For a moment, I am disoriented - this is not the Segou I left some seven years ago! There's been tremendous infrastructural development. There's a seemingly endless shimmering six-lane express road passing through the town; there's a flour-processing factory; several new residential and commercial structures. One main interesting factor about the development unfolding in this historical town is that the new structures are indeed awesome, but the old ones - from seven years ago - still maintain their very same look! Nothing changes. This is what gives Segou its historical essence. In the words of one of the organizers of 'Le Festival sur le Niger' Attaher Maiga: "Nous ne changeons pas notre histoire. C'est à cause de notre histoire que le monde vient au Mali chaque fois. C'est très important pour nous et le monde."

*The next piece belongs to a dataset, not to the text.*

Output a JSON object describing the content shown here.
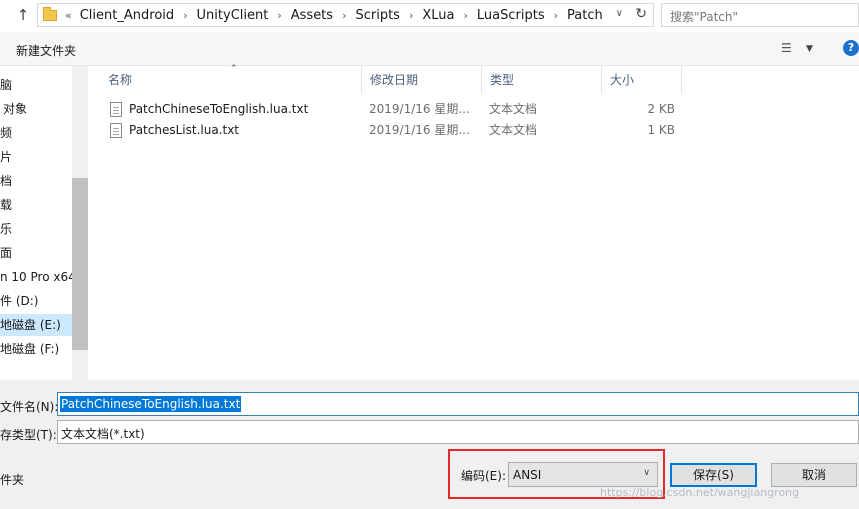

Maiga is right. The main entrance to Le Festival sur le Niger in Segou is still the same as I left it seven years ago!
Puppet dancers at the SegouArts Festival in Segou, Mali
About the author:
Leslie Lumeh is an internationally renowned Liberian painter and art educator. He holds a Diploma in Architectural drafting from the Booker Washington Institute (BWI) in Kakata. He has been featured twice on CNN African Voices, on Aljazeera and twice on Reuters Africa Journal. Since he returned to his homeland in 2005 from Cote d'ivoire, he has represented Liberia in many international cultural events. Leslie has written many articles including "Bravo! African Masters", which spells out his stance on the current campaign to repatriate rare African artifacts from abroad and "The Need for an Art Institute in Liberia". Both articles were published by the Daily Observer newspaper, a paper he worked with as resident cartoonist from 2005 to 2015 when he resigned to devote more time into his artistic career.